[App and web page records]

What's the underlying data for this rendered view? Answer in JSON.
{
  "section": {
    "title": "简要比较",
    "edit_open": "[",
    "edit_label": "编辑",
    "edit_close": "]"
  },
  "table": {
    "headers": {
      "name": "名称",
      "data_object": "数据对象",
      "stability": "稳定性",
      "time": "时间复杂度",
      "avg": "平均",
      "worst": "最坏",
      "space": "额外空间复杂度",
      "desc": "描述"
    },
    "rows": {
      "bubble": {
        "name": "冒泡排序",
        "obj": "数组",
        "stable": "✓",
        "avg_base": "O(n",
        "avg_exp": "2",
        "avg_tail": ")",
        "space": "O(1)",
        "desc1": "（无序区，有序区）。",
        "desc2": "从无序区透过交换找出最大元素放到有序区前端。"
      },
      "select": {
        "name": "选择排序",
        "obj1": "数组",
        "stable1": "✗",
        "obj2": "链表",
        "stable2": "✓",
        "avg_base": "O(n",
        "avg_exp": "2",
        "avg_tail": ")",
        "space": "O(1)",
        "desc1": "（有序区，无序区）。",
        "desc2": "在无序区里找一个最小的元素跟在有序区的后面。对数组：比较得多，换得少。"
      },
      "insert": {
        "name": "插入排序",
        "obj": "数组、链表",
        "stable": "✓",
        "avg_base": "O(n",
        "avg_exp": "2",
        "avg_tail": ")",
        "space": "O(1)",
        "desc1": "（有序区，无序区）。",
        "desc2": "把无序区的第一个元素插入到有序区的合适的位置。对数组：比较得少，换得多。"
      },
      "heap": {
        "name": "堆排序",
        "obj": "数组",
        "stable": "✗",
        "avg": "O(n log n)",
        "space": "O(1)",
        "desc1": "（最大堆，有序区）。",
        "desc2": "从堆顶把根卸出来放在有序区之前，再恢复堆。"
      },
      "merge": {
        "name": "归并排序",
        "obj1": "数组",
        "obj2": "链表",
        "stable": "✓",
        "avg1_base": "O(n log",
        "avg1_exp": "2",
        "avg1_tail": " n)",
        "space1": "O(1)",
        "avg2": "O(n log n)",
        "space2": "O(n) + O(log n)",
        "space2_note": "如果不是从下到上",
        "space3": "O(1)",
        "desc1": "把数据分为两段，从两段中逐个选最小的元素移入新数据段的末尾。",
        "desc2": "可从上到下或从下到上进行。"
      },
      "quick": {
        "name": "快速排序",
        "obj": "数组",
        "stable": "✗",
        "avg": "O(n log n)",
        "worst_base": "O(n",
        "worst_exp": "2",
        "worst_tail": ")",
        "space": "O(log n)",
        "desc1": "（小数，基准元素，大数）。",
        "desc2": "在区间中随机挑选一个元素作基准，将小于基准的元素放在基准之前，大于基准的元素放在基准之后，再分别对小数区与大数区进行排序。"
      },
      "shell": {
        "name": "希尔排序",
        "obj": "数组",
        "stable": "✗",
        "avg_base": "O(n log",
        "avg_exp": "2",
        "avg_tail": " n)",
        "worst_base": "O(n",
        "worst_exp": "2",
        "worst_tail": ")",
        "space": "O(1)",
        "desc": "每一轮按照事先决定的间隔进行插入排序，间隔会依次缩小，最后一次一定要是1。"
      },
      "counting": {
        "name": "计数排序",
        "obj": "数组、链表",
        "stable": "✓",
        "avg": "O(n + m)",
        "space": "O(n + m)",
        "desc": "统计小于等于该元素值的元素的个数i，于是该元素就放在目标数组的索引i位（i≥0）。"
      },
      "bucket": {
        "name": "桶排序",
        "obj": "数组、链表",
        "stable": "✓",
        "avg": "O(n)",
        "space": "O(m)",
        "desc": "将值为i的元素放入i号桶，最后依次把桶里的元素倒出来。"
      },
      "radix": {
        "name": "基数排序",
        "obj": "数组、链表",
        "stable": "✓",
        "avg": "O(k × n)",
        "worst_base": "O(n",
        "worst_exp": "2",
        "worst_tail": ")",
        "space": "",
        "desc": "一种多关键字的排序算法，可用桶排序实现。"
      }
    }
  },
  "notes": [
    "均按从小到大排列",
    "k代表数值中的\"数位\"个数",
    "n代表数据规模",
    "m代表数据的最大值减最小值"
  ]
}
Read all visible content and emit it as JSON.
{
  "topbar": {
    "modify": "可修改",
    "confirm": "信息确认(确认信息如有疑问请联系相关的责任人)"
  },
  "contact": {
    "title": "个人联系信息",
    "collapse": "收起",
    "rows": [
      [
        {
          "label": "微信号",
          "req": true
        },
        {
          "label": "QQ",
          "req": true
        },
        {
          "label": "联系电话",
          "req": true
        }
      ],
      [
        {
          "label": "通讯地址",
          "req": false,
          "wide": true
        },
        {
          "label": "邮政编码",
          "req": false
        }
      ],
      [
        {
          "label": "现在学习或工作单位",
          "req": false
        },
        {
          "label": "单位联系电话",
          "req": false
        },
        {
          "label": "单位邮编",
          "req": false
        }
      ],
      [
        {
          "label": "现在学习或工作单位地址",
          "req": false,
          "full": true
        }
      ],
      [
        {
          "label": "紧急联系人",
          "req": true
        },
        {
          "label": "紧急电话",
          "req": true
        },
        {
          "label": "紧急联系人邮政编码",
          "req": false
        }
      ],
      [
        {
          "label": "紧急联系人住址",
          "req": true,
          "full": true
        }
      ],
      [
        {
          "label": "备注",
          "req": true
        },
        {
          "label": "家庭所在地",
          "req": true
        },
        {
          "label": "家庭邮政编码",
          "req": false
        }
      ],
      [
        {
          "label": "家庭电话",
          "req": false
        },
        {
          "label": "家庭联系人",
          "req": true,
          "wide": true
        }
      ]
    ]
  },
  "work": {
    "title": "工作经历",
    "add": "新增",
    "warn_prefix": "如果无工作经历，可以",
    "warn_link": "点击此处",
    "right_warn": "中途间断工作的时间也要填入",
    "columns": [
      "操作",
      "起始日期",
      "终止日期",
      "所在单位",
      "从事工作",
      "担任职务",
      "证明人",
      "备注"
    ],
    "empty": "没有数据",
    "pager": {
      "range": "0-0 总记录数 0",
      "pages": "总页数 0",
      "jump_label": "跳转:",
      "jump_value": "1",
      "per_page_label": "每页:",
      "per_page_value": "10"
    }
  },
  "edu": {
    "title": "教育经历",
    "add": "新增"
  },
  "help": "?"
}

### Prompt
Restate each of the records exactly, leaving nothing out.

### Solution to this problem
What's the underlying data for this rendered view? Answer in JSON.
{
  "section": {
    "title": "简要比较",
    "edit_open": "[",
    "edit_label": "编辑",
    "edit_close": "]"
  },
  "table": {
    "headers": {
      "name": "名称",
      "data_object": "数据对象",
      "stability": "稳定性",
      "time": "时间复杂度",
      "avg": "平均",
      "worst": "最坏",
      "space": "额外空间复杂度",
      "desc": "描述"
    },
    "rows": {
      "bubble": {
        "name": "冒泡排序",
        "obj": "数组",
        "stable": "✓",
        "avg_base": "O(n",
        "avg_exp": "2",
        "avg_tail": ")",
        "space": "O(1)",
        "desc1": "（无序区，有序区）。",
        "desc2": "从无序区透过交换找出最大元素放到有序区前端。"
      },
      "select": {
        "name": "选择排序",
        "obj1": "数组",
        "stable1": "✗",
        "obj2": "链表",
        "stable2": "✓",
        "avg_base": "O(n",
        "avg_exp": "2",
        "avg_tail": ")",
        "space": "O(1)",
        "desc1": "（有序区，无序区）。",
        "desc2": "在无序区里找一个最小的元素跟在有序区的后面。对数组：比较得多，换得少。"
      },
      "insert": {
        "name": "插入排序",
        "obj": "数组、链表",
        "stable": "✓",
        "avg_base": "O(n",
        "avg_exp": "2",
        "avg_tail": ")",
        "space": "O(1)",
        "desc1": "（有序区，无序区）。",
        "desc2": "把无序区的第一个元素插入到有序区的合适的位置。对数组：比较得少，换得多。"
      },
      "heap": {
        "name": "堆排序",
        "obj": "数组",
        "stable": "✗",
        "avg": "O(n log n)",
        "space": "O(1)",
        "desc1": "（最大堆，有序区）。",
        "desc2": "从堆顶把根卸出来放在有序区之前，再恢复堆。"
      },
      "merge": {
        "name": "归并排序",
        "obj1": "数组",
        "obj2": "链表",
        "stable": "✓",
        "avg1_base": "O(n log",
        "avg1_exp": "2",
        "avg1_tail": " n)",
        "space1": "O(1)",
        "avg2": "O(n log n)",
        "space2": "O(n) + O(log n)",
        "space2_note": "如果不是从下到上",
        "space3": "O(1)",
        "desc1": "把数据分为两段，从两段中逐个选最小的元素移入新数据段的末尾。",
        "desc2": "可从上到下或从下到上进行。"
      },
      "quick": {
        "name": "快速排序",
        "obj": "数组",
        "stable": "✗",
        "avg": "O(n log n)",
        "worst_base": "O(n",
        "worst_exp": "2",
        "worst_tail": ")",
        "space": "O(log n)",
        "desc1": "（小数，基准元素，大数）。",
        "desc2": "在区间中随机挑选一个元素作基准，将小于基准的元素放在基准之前，大于基准的元素放在基准之后，再分别对小数区与大数区进行排序。"
      },
      "shell": {
        "name": "希尔排序",
        "obj": "数组",
        "stable": "✗",
        "avg_base": "O(n log",
        "avg_exp": "2",
        "avg_tail": " n)",
        "worst_base": "O(n",
        "worst_exp": "2",
        "worst_tail": ")",
        "space": "O(1)",
        "desc": "每一轮按照事先决定的间隔进行插入排序，间隔会依次缩小，最后一次一定要是1。"
      },
      "counting": {
        "name": "计数排序",
        "obj": "数组、链表",
        "stable": "✓",
        "avg": "O(n + m)",
        "space": "O(n + m)",
        "desc": "统计小于等于该元素值的元素的个数i，于是该元素就放在目标数组的索引i位（i≥0）。"
      },
      "bucket": {
        "name": "桶排序",
        "obj": "数组、链表",
        "stable": "✓",
        "avg": "O(n)",
        "space": "O(m)",
        "desc": "将值为i的元素放入i号桶，最后依次把桶里的元素倒出来。"
      },
      "radix": {
        "name": "基数排序",
        "obj": "数组、链表",
        "stable": "✓",
        "avg": "O(k × n)",
        "worst_base": "O(n",
        "worst_exp": "2",
        "worst_tail": ")",
        "space": "",
        "desc": "一种多关键字的排序算法，可用桶排序实现。"
      }
    }
  },
  "notes": [
    "均按从小到大排列",
    "k代表数值中的\"数位\"个数",
    "n代表数据规模",
    "m代表数据的最大值减最小值"
  ]
}
Read all visible content and emit it as JSON.
{
  "topbar": {
    "modify": "可修改",
    "confirm": "信息确认(确认信息如有疑问请联系相关的责任人)"
  },
  "contact": {
    "title": "个人联系信息",
    "collapse": "收起",
    "rows": [
      [
        {
          "label": "微信号",
          "req": true
        },
        {
          "label": "QQ",
          "req": true
        },
        {
          "label": "联系电话",
          "req": true
        }
      ],
      [
        {
          "label": "通讯地址",
          "req": false,
          "wide": true
        },
        {
          "label": "邮政编码",
          "req": false
        }
      ],
      [
        {
          "label": "现在学习或工作单位",
          "req": false
        },
        {
          "label": "单位联系电话",
          "req": false
        },
        {
          "label": "单位邮编",
          "req": false
        }
      ],
      [
        {
          "label": "现在学习或工作单位地址",
          "req": false,
          "full": true
        }
      ],
      [
        {
          "label": "紧急联系人",
          "req": true
        },
        {
          "label": "紧急电话",
          "req": true
        },
        {
          "label": "紧急联系人邮政编码",
          "req": false
        }
      ],
      [
        {
          "label": "紧急联系人住址",
          "req": true,
          "full": true
        }
      ],
      [
        {
          "label": "备注",
          "req": true
        },
        {
          "label": "家庭所在地",
          "req": true
        },
        {
          "label": "家庭邮政编码",
          "req": false
        }
      ],
      [
        {
          "label": "家庭电话",
          "req": false
        },
        {
          "label": "家庭联系人",
          "req": true,
          "wide": true
        }
      ]
    ]
  },
  "work": {
    "title": "工作经历",
    "add": "新增",
    "warn_prefix": "如果无工作经历，可以",
    "warn_link": "点击此处",
    "right_warn": "中途间断工作的时间也要填入",
    "columns": [
      "操作",
      "起始日期",
      "终止日期",
      "所在单位",
      "从事工作",
      "担任职务",
      "证明人",
      "备注"
    ],
    "empty": "没有数据",
    "pager": {
      "range": "0-0 总记录数 0",
      "pages": "总页数 0",
      "jump_label": "跳转:",
      "jump_value": "1",
      "per_page_label": "每页:",
      "per_page_value": "10"
    }
  },
  "edu": {
    "title": "教育经历",
    "add": "新增"
  },
  "help": "?"
}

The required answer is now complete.